Financing The Green Transition in Asia

Supporting a more sustainable model will need united effort from multiple stakeholders, says Simon Ong, Global Head of Financial Institutions Group at DBS Bank

Financing The Green Transition in Asia

PENSION funds are leading the drive among institutional investors towards sustainable investment. The assets under management (AUM) of the largest 300 pension funds globally stood at $23.6tn in 2021. Of this, Asia Pacific comprises 25.5% of AUM, having registered 8% annualised growth between 2016 and 2021.

Given their sheer weight and strong growth, pension funds can steer global institutional investment. Pension funds have increasingly aligned themselves with the sustainability agenda and supported the green transition. Green and transition taxonomies in Asia provide clear direction for pension funds to invest sustainably while mitigating the risk of greenwashing.

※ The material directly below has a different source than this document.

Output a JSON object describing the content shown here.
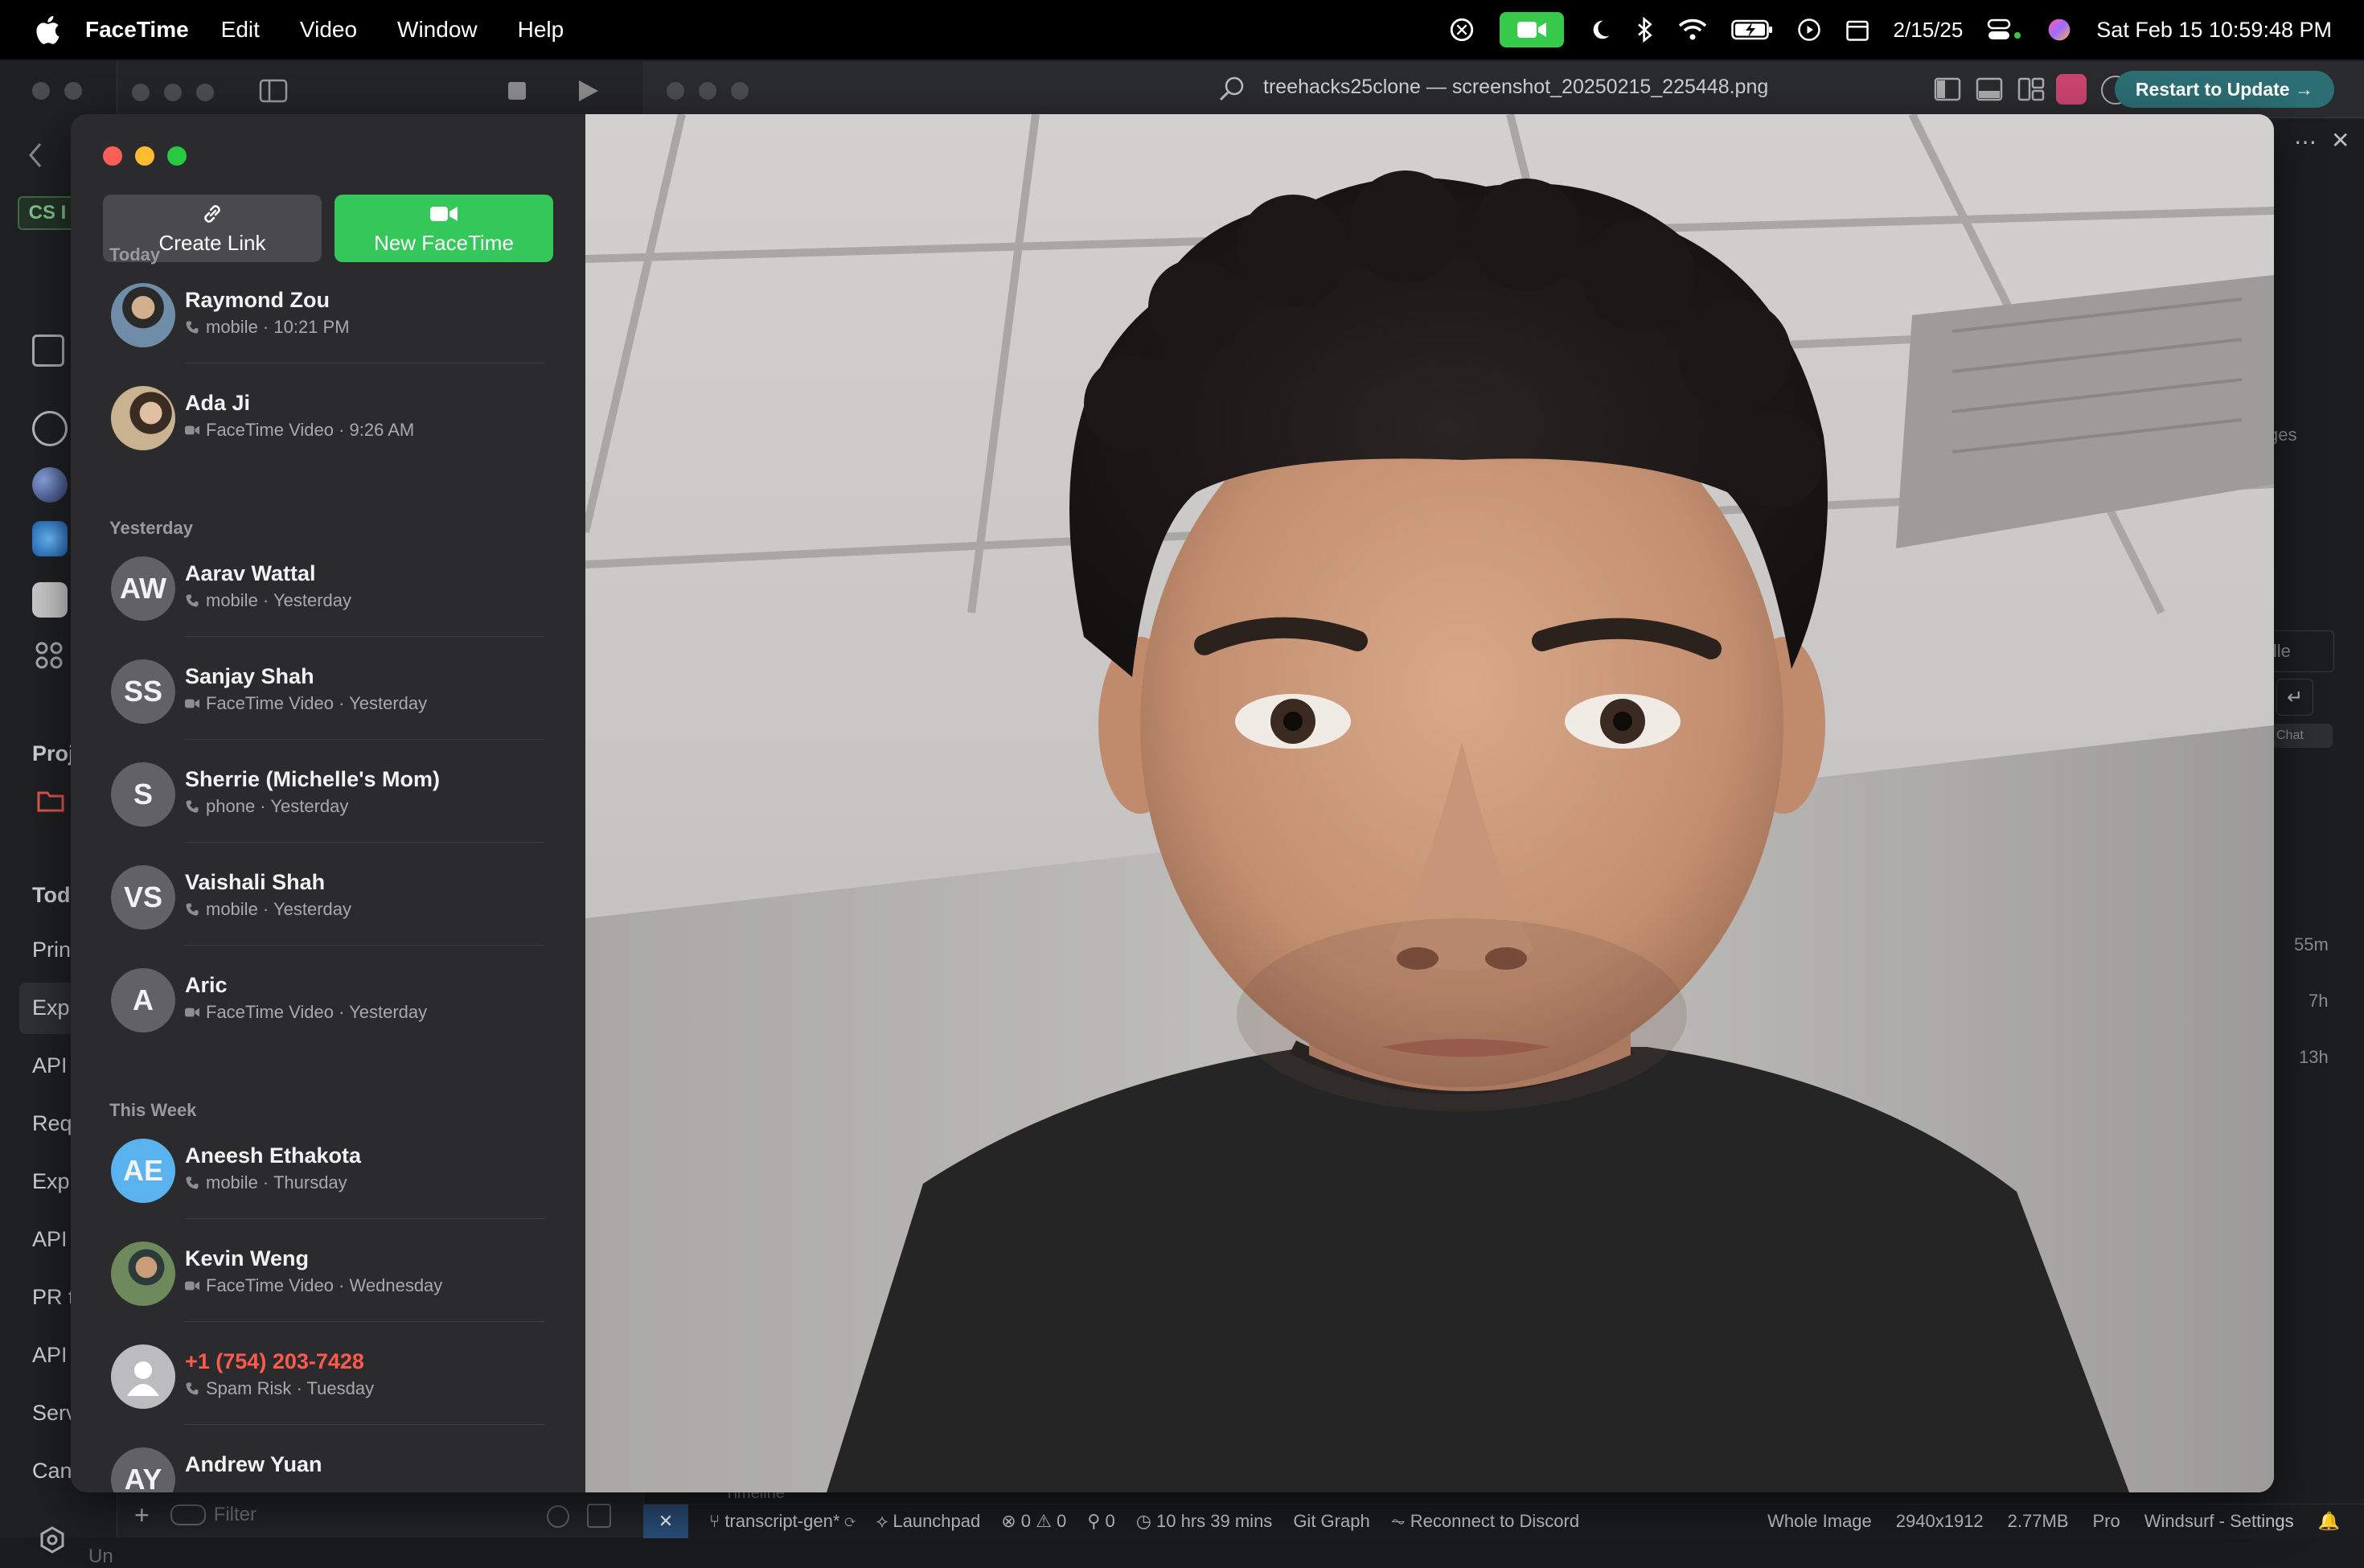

As macroeconomic headwinds gathered, a greater share of institutional investors is partaking in sustainable investing, increasing to 89% in 2022 from 76% in 2021. Moreover, 44% of institutional investors are considering how to incorporate climate or sustainability within their asset allocations, while 24% already do. Across regions, a larger share of investors in Asia (72%) prioritise broader environmental considerations compared to those in the Americas (53%) or Europe, the Middle East and Africa (48%).

Mitigating risk is one of the key reasons for this mindset change. But there is urgent action required to support the green transition. This is an area in which pension funds are leading the change.

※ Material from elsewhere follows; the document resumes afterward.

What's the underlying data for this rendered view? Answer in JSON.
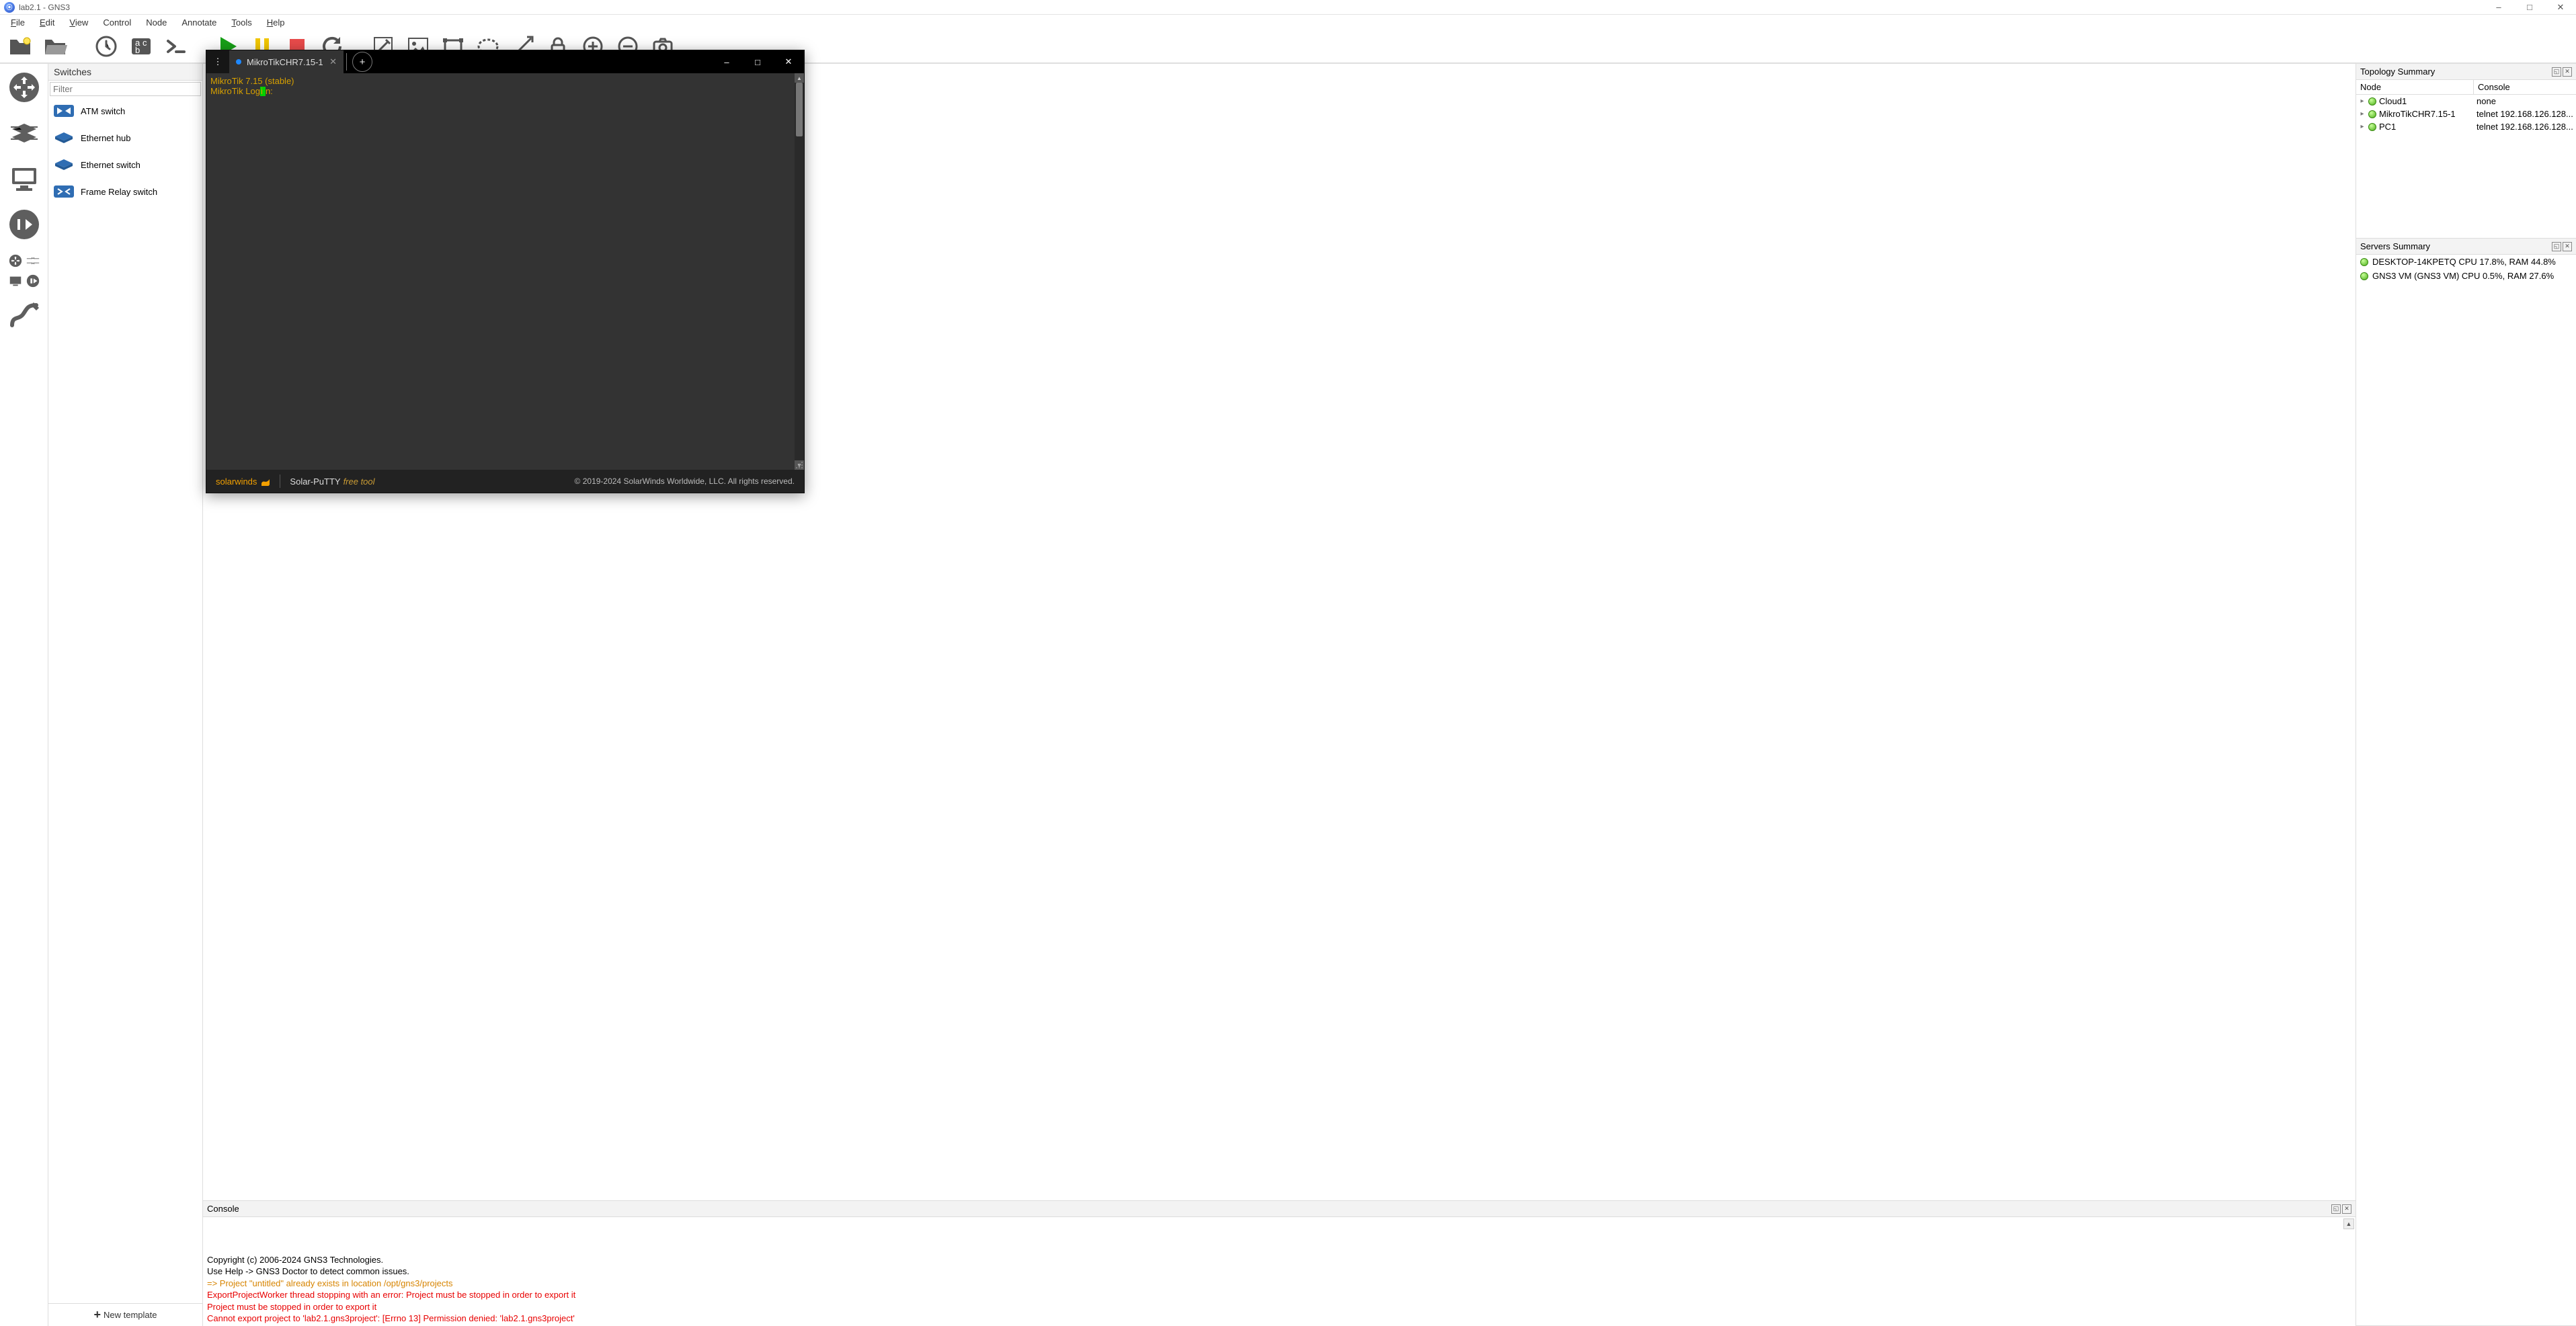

The green transition push is seen across financial markets, with bond issuers and lenders looking to facilitate investments in clean technologies and decarbonisation. This is now a core strategy at Singapore-headquartered DBS Bank.

As one of the largest lenders in Asia, DBS is intimately familiar with the economic environment its clients operate in and mindful of the nuances involved in striking the balance between economic growth and returns, and sustainable outcomes. DBS provides a gateway for institutional investors — that may not be particularly familiar with Asia — to access the ESG investment and lending opportunities in the region. In addition to direct financing using its balance sheet, via ESG bonds, DBS aims to also unlock institutional investors’ balance sheets and channel more capital market financing towards sustainable and climate-resilient projects and businesses.

For the first ten months of 2022, DBS has helped clients raise over S$24bn in funding for various ESG purposes, a 26% year-on-year growth over the same period in 2021, in what has been an unfavourable year for bond issuances characterised by particularly challenging macroeconomic conditions.

In the past five years, the bank has helped its clients raise about S$65bn in funding via ESG bond issuances at a CAGR of about 55%. Notable transactions include raising S$2.4bn on a 50-year transaction for the Singapore government in the inaugural Singapore sovereign green bond issuance, which also marks a milestone for being the longest-dated green bond ever issued by any sovereign entity; assisting the State Grid International Development in its inaugural offshore green bond issuance of S$350m; and helping Greenko tap the international green bonds market to raise S$750m for its operations.

Additionally, DBS published its sustainable and transition finance framework and taxonomy in 2020, which forms the bedrock for the bank to engage with clients who are furthering their sustainability agenda. In May 2021, DBS partnered with Singapore Exchange, Standard Chartered and Temasek to set up Climate Impact X, a global exchange and marketplace for the trading of tokenised high-quality carbon credits.

Separately, DBS is engaging with clients to help them decarbonise their operations through its lending. The bank set decarbonisation targets for seven sectors — power, oil and gas, automotive, steel, aviation, real estate, and shipping. Data coverage targets have also been set for two sectors - food and agribusiness, and chemicals - paving the way for future emission reduction targets.

Responsible investing in Asia will be driven by a regulatory push on environmental and social objectives, and a strong focus on sustainable finance. Governments in the region are accelerating and intensifying efforts to achieve net zero goals, which support the need for climate financing.

Supporting the green transition will need united effort from multiple stakeholders. A combination of technological innovation, business willingness and supportive government policies will help its acceleration. Driving these changes will be institutional investors, including pension funds.

This article first appeared in OMFIF’s Global Public Pensions Report, available to download at